▶ Requirement
Scan the data, and whenever a line contains "iamdothash", copy it.

(Items from an interface collection)
__________________________________________________
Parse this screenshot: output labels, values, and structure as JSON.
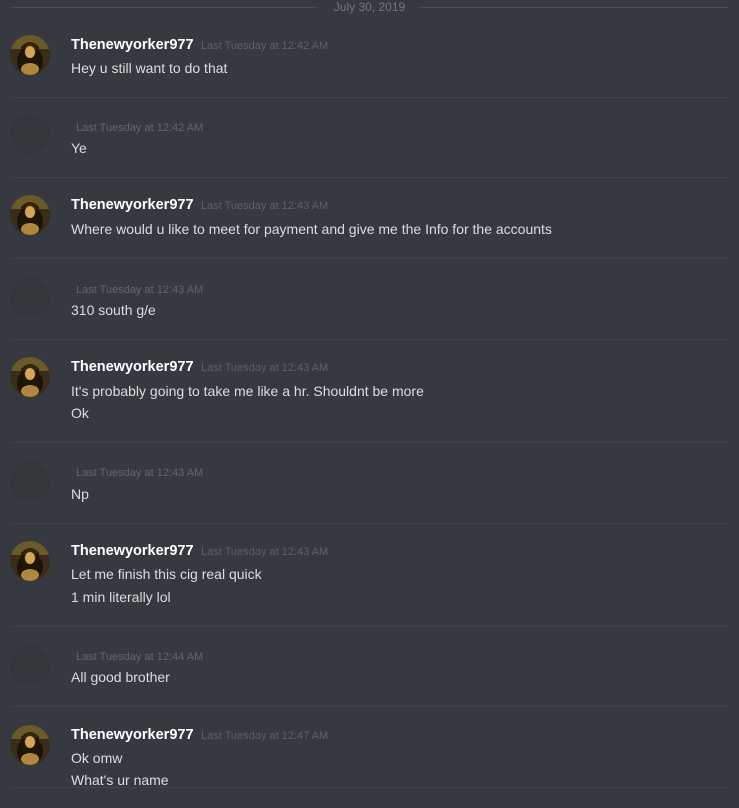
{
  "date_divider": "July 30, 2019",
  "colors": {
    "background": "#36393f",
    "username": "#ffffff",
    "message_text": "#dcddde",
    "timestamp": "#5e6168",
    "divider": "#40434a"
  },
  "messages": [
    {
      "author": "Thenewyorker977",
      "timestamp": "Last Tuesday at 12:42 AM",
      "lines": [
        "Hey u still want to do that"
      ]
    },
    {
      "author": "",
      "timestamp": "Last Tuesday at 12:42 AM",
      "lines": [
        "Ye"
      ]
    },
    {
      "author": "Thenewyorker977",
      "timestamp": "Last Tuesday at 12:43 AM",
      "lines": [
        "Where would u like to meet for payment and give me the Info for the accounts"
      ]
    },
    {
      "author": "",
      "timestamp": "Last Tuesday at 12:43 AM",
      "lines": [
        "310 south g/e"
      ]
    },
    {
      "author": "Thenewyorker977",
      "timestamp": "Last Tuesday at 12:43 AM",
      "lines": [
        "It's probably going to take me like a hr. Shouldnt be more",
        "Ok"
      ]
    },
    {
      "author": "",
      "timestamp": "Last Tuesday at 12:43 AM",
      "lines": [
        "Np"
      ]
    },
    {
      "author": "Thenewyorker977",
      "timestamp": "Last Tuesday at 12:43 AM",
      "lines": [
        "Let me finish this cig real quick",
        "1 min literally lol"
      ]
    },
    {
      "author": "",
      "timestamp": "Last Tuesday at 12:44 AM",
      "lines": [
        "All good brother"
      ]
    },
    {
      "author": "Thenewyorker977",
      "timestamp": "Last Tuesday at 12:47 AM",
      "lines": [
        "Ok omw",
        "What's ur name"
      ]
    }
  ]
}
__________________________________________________
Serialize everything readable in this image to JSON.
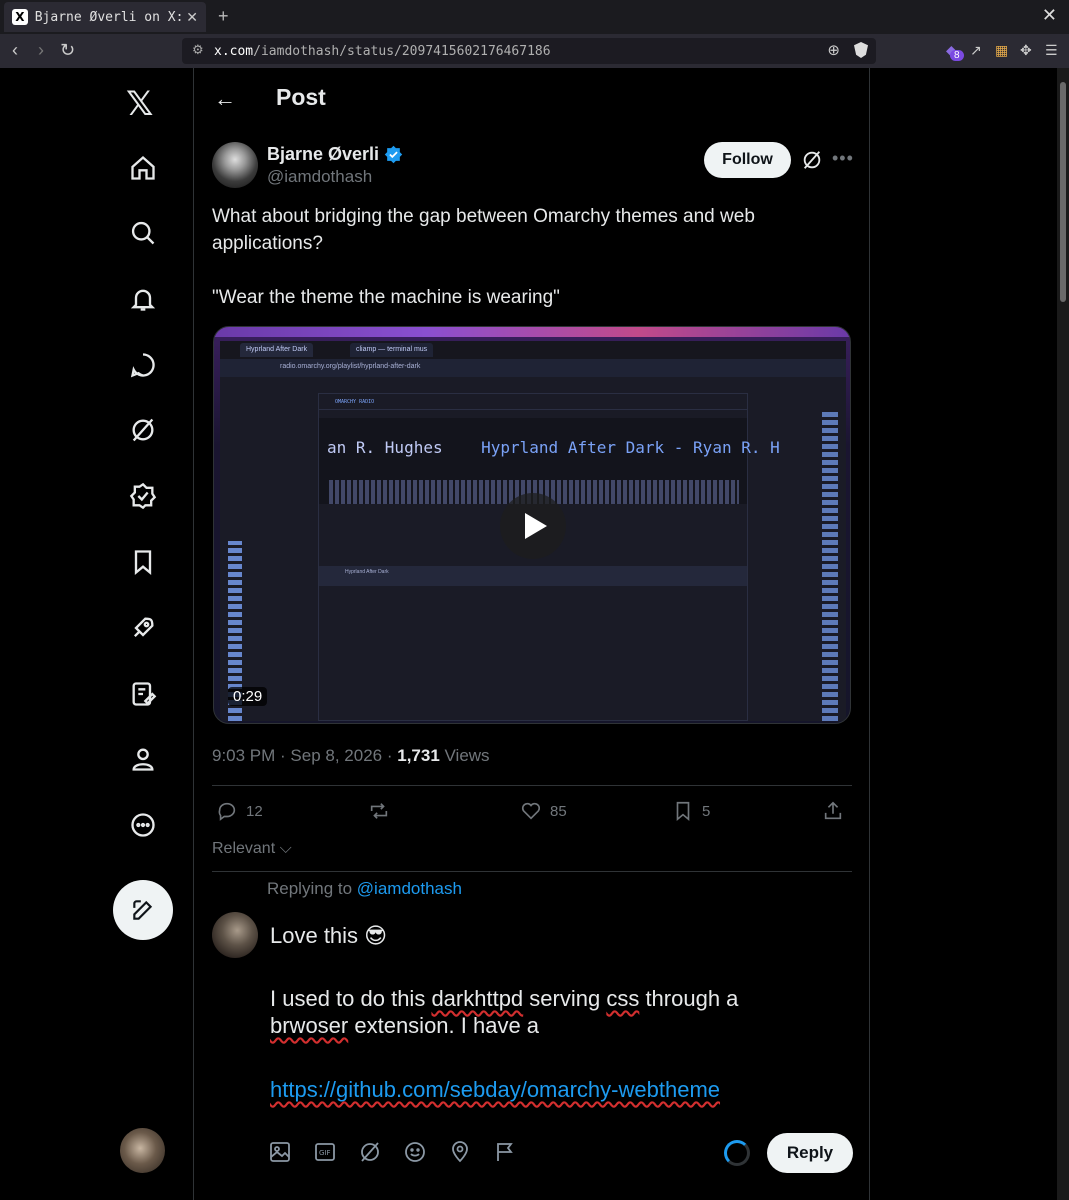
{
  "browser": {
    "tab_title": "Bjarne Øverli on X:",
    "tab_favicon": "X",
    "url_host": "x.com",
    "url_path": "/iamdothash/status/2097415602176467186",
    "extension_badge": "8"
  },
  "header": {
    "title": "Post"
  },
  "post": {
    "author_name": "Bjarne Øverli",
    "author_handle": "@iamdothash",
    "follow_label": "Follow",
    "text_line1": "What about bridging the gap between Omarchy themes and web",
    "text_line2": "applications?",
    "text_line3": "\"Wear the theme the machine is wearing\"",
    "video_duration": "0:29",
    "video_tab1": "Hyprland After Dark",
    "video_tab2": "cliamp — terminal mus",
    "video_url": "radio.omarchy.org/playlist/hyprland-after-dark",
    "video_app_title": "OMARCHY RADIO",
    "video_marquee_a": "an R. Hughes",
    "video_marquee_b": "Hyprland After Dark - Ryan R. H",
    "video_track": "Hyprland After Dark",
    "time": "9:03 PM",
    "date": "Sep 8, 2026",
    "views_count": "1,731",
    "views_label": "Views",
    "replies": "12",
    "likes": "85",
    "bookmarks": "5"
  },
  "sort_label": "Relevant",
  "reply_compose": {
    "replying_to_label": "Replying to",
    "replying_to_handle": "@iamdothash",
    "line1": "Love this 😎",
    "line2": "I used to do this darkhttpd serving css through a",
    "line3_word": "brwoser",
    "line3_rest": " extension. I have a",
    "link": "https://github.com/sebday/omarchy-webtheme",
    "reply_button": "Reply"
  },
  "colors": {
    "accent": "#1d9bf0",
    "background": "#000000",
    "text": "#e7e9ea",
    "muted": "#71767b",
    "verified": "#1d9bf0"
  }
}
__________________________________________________
▶ Answer to the exercise
    "url_path": "/iamdothash/status/2097415602176467186",
    "author_handle": "@iamdothash",
    "replying_to_handle": "@iamdothash",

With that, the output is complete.